And like a Viking of old, I stood in the duck yard with my hammer and water bucket, ready to do battle with the Frost Giants. A bit dramatic I know, but that’s what happens when the temperature drops to -14, and the water for the poultry was frozen rock solid. I was bundled to my eyeballs in a hat, mittens, a hooded sweatshirt, wool socks, and my warm winter coat, but I still felt I didn’t have on enough layers. With every breath I took my nose hairs froze together, and the cold air made my chest hurt.
I was seriously questioning my sanity. Why was keeping chickens, ducks, and geese such a good idea again? Not having a satisfactory answer to that question, I decided the best thing to do was to continue on unfreezing their water, and making sure everyone had enough food.
I should be used to this, but the past couple of winters have been really mild. Their water buckets didn’t freeze too hard, and I didn’t have to worry about the birds having enough hay for warmth, and extra calories.

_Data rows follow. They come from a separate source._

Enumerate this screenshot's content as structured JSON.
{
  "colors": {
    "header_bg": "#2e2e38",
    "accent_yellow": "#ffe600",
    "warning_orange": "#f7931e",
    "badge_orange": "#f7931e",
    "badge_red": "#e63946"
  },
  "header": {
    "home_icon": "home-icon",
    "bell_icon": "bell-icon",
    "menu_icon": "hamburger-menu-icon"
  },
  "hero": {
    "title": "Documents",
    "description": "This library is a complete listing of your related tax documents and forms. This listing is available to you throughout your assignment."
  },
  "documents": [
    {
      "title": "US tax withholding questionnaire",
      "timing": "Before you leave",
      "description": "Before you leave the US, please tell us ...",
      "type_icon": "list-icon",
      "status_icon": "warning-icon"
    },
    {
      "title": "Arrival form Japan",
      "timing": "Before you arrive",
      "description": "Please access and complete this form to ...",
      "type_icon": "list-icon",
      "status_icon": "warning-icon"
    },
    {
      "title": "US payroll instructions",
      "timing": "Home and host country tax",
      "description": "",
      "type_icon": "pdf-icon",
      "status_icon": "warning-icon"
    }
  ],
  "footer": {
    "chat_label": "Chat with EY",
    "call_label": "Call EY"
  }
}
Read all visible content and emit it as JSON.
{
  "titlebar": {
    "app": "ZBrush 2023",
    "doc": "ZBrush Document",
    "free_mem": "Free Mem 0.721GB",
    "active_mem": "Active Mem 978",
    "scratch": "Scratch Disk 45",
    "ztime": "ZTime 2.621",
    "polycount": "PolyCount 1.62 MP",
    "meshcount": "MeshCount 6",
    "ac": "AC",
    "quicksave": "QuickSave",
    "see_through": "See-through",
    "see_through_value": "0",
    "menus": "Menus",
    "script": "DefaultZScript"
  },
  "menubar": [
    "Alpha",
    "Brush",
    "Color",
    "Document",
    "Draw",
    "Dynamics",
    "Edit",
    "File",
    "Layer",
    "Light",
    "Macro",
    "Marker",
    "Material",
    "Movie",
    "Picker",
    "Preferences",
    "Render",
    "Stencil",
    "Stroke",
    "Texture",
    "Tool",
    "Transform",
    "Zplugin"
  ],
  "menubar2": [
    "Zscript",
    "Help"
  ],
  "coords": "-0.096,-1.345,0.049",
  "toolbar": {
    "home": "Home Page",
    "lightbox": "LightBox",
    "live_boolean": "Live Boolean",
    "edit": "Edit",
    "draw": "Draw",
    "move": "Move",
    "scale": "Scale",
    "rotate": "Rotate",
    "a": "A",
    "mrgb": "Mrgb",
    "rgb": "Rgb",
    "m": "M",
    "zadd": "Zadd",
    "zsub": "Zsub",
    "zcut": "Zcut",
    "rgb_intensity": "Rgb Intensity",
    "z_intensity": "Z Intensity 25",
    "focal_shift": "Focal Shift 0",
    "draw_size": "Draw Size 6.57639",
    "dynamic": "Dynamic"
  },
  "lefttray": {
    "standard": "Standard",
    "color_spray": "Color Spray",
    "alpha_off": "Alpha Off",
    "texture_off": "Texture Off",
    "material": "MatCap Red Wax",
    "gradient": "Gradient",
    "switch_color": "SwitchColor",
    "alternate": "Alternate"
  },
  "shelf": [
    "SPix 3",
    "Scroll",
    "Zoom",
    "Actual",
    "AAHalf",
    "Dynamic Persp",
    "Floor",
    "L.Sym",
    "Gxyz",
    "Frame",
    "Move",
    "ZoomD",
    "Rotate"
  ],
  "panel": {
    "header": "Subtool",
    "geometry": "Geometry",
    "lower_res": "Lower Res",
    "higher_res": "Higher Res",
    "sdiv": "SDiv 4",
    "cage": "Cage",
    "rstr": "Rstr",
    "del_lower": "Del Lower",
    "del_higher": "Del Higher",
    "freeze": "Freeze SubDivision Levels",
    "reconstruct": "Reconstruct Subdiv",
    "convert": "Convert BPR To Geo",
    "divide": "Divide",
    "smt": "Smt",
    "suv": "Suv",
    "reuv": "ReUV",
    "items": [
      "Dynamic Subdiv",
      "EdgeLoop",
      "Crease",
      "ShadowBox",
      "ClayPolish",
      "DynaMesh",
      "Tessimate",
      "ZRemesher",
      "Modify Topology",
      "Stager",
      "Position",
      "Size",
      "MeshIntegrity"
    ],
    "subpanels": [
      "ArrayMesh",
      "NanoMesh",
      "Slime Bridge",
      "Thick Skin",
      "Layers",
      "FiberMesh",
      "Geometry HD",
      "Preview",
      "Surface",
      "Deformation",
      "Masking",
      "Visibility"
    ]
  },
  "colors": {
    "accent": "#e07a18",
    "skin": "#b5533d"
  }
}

The cold wouldn’t have been so bad, but I was walking around outside with a bucket of water that I kept sloshing all over myself. My mittens were frozen hunks of fabric, and my pants had gotten soaked, frozen solid, and freeze dried. My first thought was to hammer the ice out of their buckets, but after getting hit in the face with ice chunks more than once, I decided there had to be a better way. Taking a minute to study on the problem, I slid the bucket out of the goose shed, flipped it upside down, and then I poured hot water over the bottom. After that, it was like popping ice out of an ice cube try. Pretty soon, the goose and duck yards were littered with weird little ice sculptures like an eccentric outdoor art installation, and the ducks and geese were happily drinking and cleaning their feathers. They were given extra hay, and I tossed everyone some dried worms.
I went onto the porch to get their fodder buckets, and the pot of oatmeal for the chickens. Only to discover that they had all frozen while I was taking care of everyone’s food and water. By that point I was tired of trying to chisel out frozen things, but I gave it my best. In the future, I will keep that in the house until I’m ready to give everyone their treats.
After checking on the chickens, I decided they needed an extra ration of corn, and more hay to keep their toes warm. Our one chicken, Dandelion, was refusing to leave the coop. He had my sympathy. Dandelion is smaller than the other chickens, and tends to feel the cold more keenly. I tossed his treats inside to him, and checked to make sure the bedding was extra thick. After that, it was time to go inside and warm up with another cup of coffee.
What no heat lamp to help keep everyone warm? That’s right, no heat lamp. The thing with chickens, and ducks and geese in particular, is they all have feathers. When it gets cold, they should have the feathers and body fat to keep themselves toasty. They burn a lot of calories to keep warm, so I make sure they all have plenty of feed, and supplement their food with corn and dried worms. I have been known to toss a stick of butter to the chickens so they are able to consume extra fat to which helps replace the extra calories they are using. Their poop freezes, which freezes the hay. So, I toss more hay on top. I’ll keep this up until we have a warm up. Then I’ll shovel some out, stir it up, and toss on more. I go through a lot of hay in the winter. I also make sure everyone has plenty in their yards. Even though duck and geese have down, and lots of body fat, they like the extra hay to settle in when it’s really cold out. Water is the biggest issue in the winter. I have a heated waterer for the chickens. It works great as long as they don’t accidentally unplug it. For the ducks, I have an aquarium heater I put in their water cooler. This works great, but they have been known to pull it out of their cooler and set it in the hay, causing a serious fire hazard. Which, is why I haven’t put one in the goose’s water. Geese are insatiably curious, and will eat anything. I’m really worried they will chew the water heater, and start a fire. So, until I come up with a solution to that, I’m using a smaller bucket, and heaping hay around it. That helps keep it from freezing for a while. Their outside water has to be unfrozen and refreshed everyday, but it keeps everyone happy.
The return of winter has been a pain. I am tired of my fingers sticking to the metal latches on the doors to duck and goose yards, and the chicken coop. Hauling water has taken on a whole new level of effort, and the birds are going through their feed at a rapid rate. The geese, however, don’t seem to care. They love wondering around, eating plastic objects they aren’t supposed to, no matter the weather. As soon as I fill up the ducks outside bucket, they have hopped in, splashing around. It must feel like they are relaxing at Chena Hot Springs. The chickens poke their heads out, and wait for their corn ration. It’s back in the 40’s now, and raining. The geese and ducks have found every puddle in their yards, and hopped in. Chickens are hopping out of their coop, hunting for their kitchen scraps that to froze to the ground last week. They are all happy, but I kind of miss winter. Sure, it was a pain, but it was beautiful, and it is why I live here.